> SUPPLIED DATA:
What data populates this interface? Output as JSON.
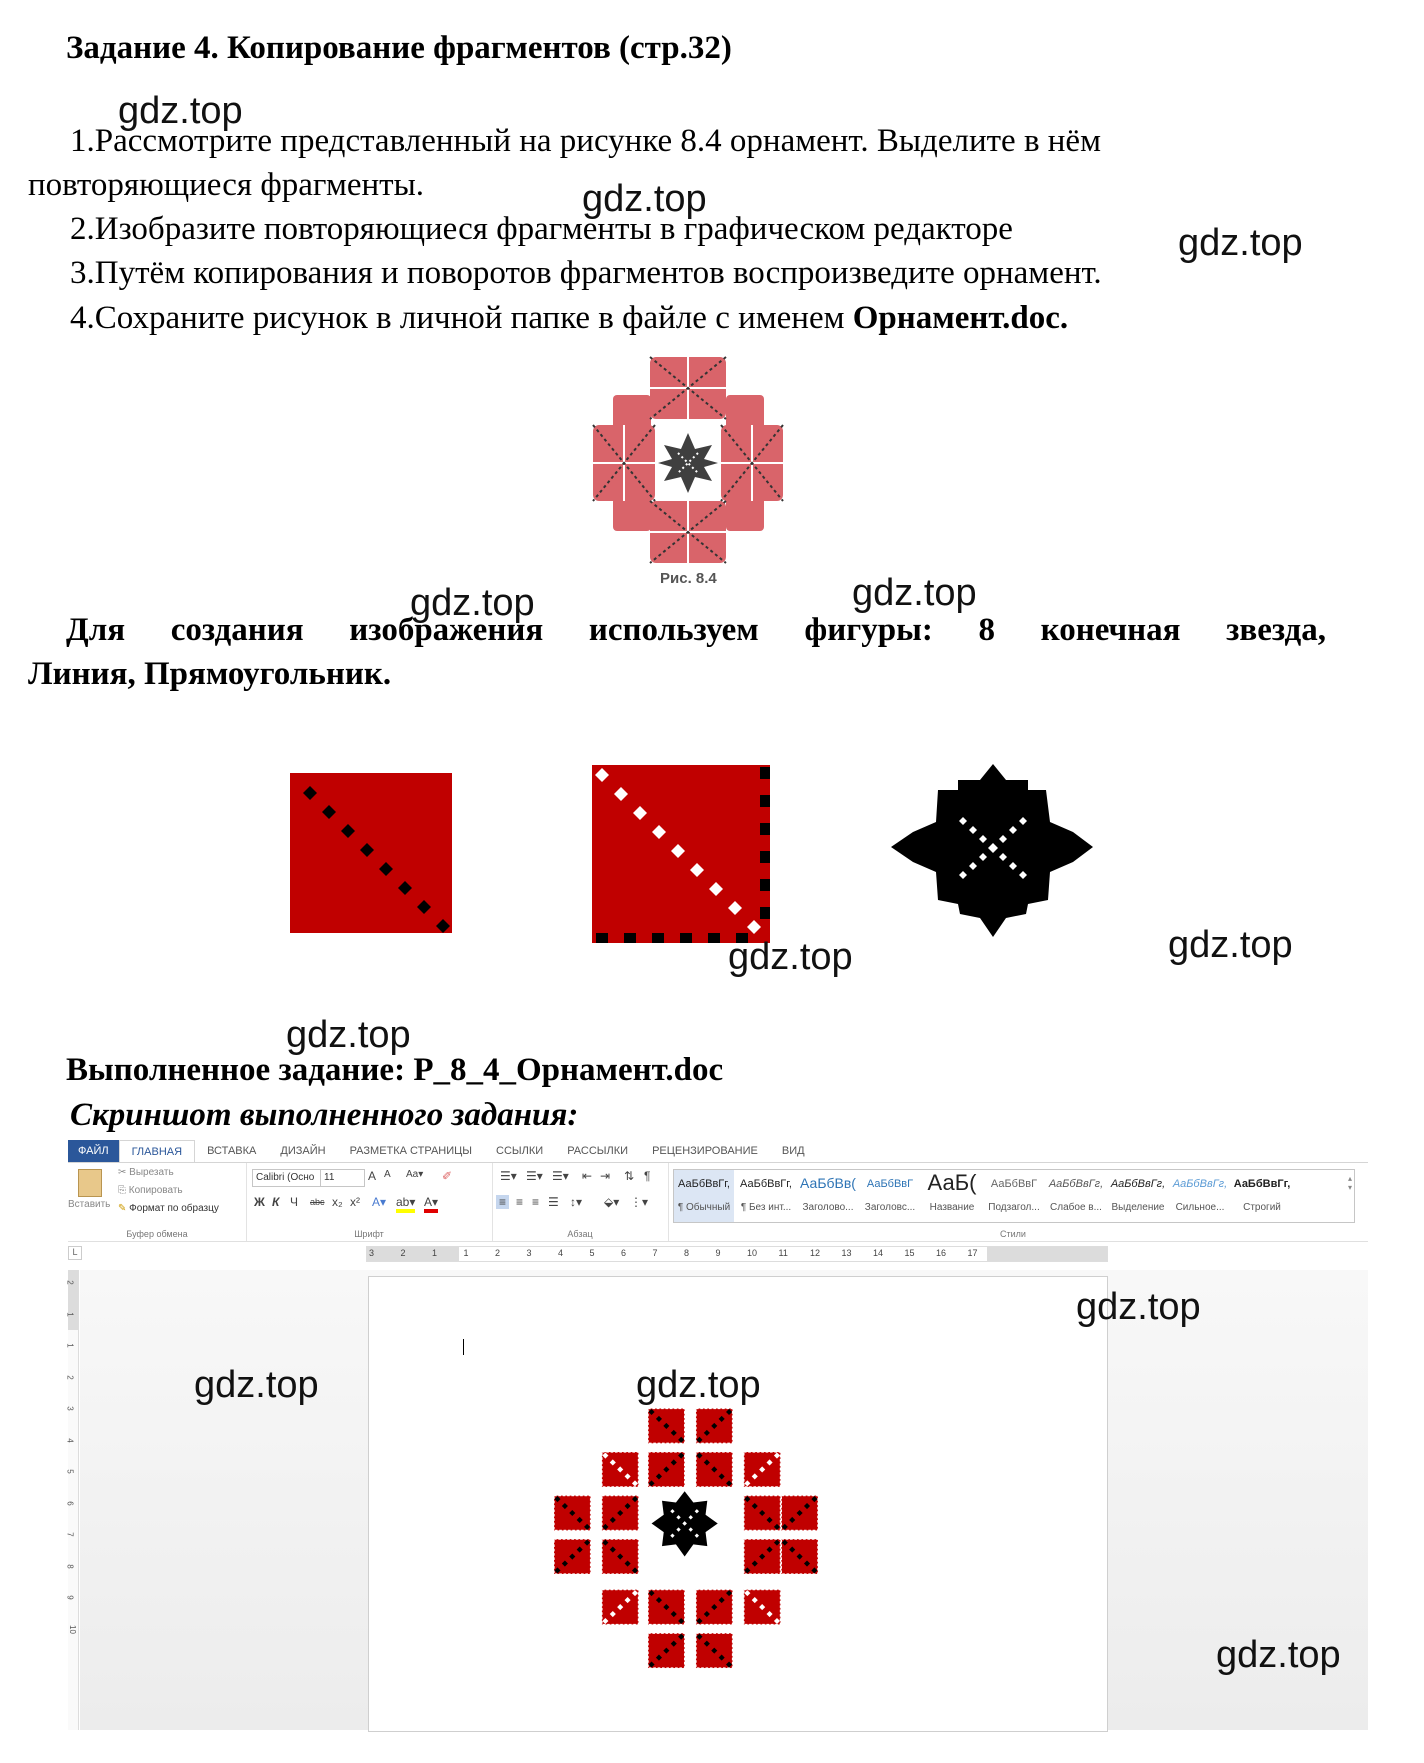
{
  "task": {
    "title": "Задание 4. Копирование фрагментов (стр.32)",
    "steps": [
      "1.Рассмотрите представленный на рисунке 8.4 орнамент. Выделите в нём",
      "повторяющиеся фрагменты.",
      "2.Изобразите повторяющиеся фрагменты в графическом редакторе",
      "3.Путём копирования и поворотов фрагментов воспроизведите орнамент.",
      "4.Сохраните рисунок в личной папке в файле с именем "
    ],
    "filename_bold": "Орнамент.doc.",
    "figure_caption": "Рис. 8.4"
  },
  "shapes_note": {
    "line1": "Для создания изображения используем фигуры: 8 конечная звезда,",
    "line2": "Линия, Прямоугольник."
  },
  "shapes": [
    {
      "name": "red-square-black-diagonal",
      "fill": "#c00000",
      "dots": "#000000"
    },
    {
      "name": "red-square-white-diagonal",
      "fill": "#c00000",
      "dots": "#ffffff"
    },
    {
      "name": "black-8-point-star",
      "fill": "#000000",
      "dots": "#ffffff"
    }
  ],
  "result": {
    "label": "Выполненное задание: Р_8_4_Орнамент.doc",
    "screenshot_label": "Скриншот выполненного задания:"
  },
  "watermark": "gdz.top",
  "word": {
    "tabs": [
      "ФАЙЛ",
      "ГЛАВНАЯ",
      "ВСТАВКА",
      "ДИЗАЙН",
      "РАЗМЕТКА СТРАНИЦЫ",
      "ССЫЛКИ",
      "РАССЫЛКИ",
      "РЕЦЕНЗИРОВАНИЕ",
      "ВИД"
    ],
    "clipboard": {
      "paste": "Вставить",
      "cut": "Вырезать",
      "copy": "Копировать",
      "format_painter": "Формат по образцу",
      "group": "Буфер обмена"
    },
    "font": {
      "name": "Calibri (Осно",
      "size": "11",
      "bold": "Ж",
      "italic": "К",
      "underline": "Ч",
      "strike": "abc",
      "sub": "x₂",
      "sup": "x²",
      "group": "Шрифт"
    },
    "paragraph": {
      "group": "Абзац"
    },
    "styles": {
      "group": "Стили",
      "items": [
        {
          "preview": "АаБбВвГг,",
          "name": "¶ Обычный"
        },
        {
          "preview": "АаБбВвГг,",
          "name": "¶ Без инт..."
        },
        {
          "preview": "АаБбВв(",
          "name": "Заголово..."
        },
        {
          "preview": "АаБбВвГ",
          "name": "Заголовс..."
        },
        {
          "preview": "АаБ(",
          "name": "Название"
        },
        {
          "preview": "АаБбВвГ",
          "name": "Подзагол..."
        },
        {
          "preview": "АаБбВвГг,",
          "name": "Слабое в..."
        },
        {
          "preview": "АаБбВвГг,",
          "name": "Выделение"
        },
        {
          "preview": "АаБбВвГг,",
          "name": "Сильное..."
        },
        {
          "preview": "АаБбВвГг,",
          "name": "Строгий"
        }
      ]
    },
    "ruler_h": [
      "3",
      "2",
      "1",
      "1",
      "2",
      "3",
      "4",
      "5",
      "6",
      "7",
      "8",
      "9",
      "10",
      "11",
      "12",
      "13",
      "14",
      "15",
      "16",
      "17"
    ],
    "ruler_v": [
      "2",
      "1",
      "1",
      "2",
      "3",
      "4",
      "5",
      "6",
      "7",
      "8",
      "9",
      "10"
    ],
    "colors": {
      "file_tab": "#2b579a",
      "highlight": "#ffff00",
      "font_color": "#e00000"
    }
  }
}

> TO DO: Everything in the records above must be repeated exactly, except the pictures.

> EXERCISE RESPONSE:
What data populates this interface? Output as JSON.
{
  "task": {
    "title": "Задание 4. Копирование фрагментов (стр.32)",
    "steps": [
      "1.Рассмотрите представленный на рисунке 8.4 орнамент. Выделите в нём",
      "повторяющиеся фрагменты.",
      "2.Изобразите повторяющиеся фрагменты в графическом редакторе",
      "3.Путём копирования и поворотов фрагментов воспроизведите орнамент.",
      "4.Сохраните рисунок в личной папке в файле с именем "
    ],
    "filename_bold": "Орнамент.doc.",
    "figure_caption": "Рис. 8.4"
  },
  "shapes_note": {
    "line1": "Для создания изображения используем фигуры: 8 конечная звезда,",
    "line2": "Линия, Прямоугольник."
  },
  "shapes": [
    {
      "name": "red-square-black-diagonal",
      "fill": "#c00000",
      "dots": "#000000"
    },
    {
      "name": "red-square-white-diagonal",
      "fill": "#c00000",
      "dots": "#ffffff"
    },
    {
      "name": "black-8-point-star",
      "fill": "#000000",
      "dots": "#ffffff"
    }
  ],
  "result": {
    "label": "Выполненное задание: Р_8_4_Орнамент.doc",
    "screenshot_label": "Скриншот выполненного задания:"
  },
  "watermark": "gdz.top",
  "word": {
    "tabs": [
      "ФАЙЛ",
      "ГЛАВНАЯ",
      "ВСТАВКА",
      "ДИЗАЙН",
      "РАЗМЕТКА СТРАНИЦЫ",
      "ССЫЛКИ",
      "РАССЫЛКИ",
      "РЕЦЕНЗИРОВАНИЕ",
      "ВИД"
    ],
    "clipboard": {
      "paste": "Вставить",
      "cut": "Вырезать",
      "copy": "Копировать",
      "format_painter": "Формат по образцу",
      "group": "Буфер обмена"
    },
    "font": {
      "name": "Calibri (Осно",
      "size": "11",
      "bold": "Ж",
      "italic": "К",
      "underline": "Ч",
      "strike": "abc",
      "sub": "x₂",
      "sup": "x²",
      "group": "Шрифт"
    },
    "paragraph": {
      "group": "Абзац"
    },
    "styles": {
      "group": "Стили",
      "items": [
        {
          "preview": "АаБбВвГг,",
          "name": "¶ Обычный"
        },
        {
          "preview": "АаБбВвГг,",
          "name": "¶ Без инт..."
        },
        {
          "preview": "АаБбВв(",
          "name": "Заголово..."
        },
        {
          "preview": "АаБбВвГ",
          "name": "Заголовс..."
        },
        {
          "preview": "АаБ(",
          "name": "Название"
        },
        {
          "preview": "АаБбВвГ",
          "name": "Подзагол..."
        },
        {
          "preview": "АаБбВвГг,",
          "name": "Слабое в..."
        },
        {
          "preview": "АаБбВвГг,",
          "name": "Выделение"
        },
        {
          "preview": "АаБбВвГг,",
          "name": "Сильное..."
        },
        {
          "preview": "АаБбВвГг,",
          "name": "Строгий"
        }
      ]
    },
    "ruler_h": [
      "3",
      "2",
      "1",
      "1",
      "2",
      "3",
      "4",
      "5",
      "6",
      "7",
      "8",
      "9",
      "10",
      "11",
      "12",
      "13",
      "14",
      "15",
      "16",
      "17"
    ],
    "ruler_v": [
      "2",
      "1",
      "1",
      "2",
      "3",
      "4",
      "5",
      "6",
      "7",
      "8",
      "9",
      "10"
    ],
    "colors": {
      "file_tab": "#2b579a",
      "highlight": "#ffff00",
      "font_color": "#e00000"
    }
  }
}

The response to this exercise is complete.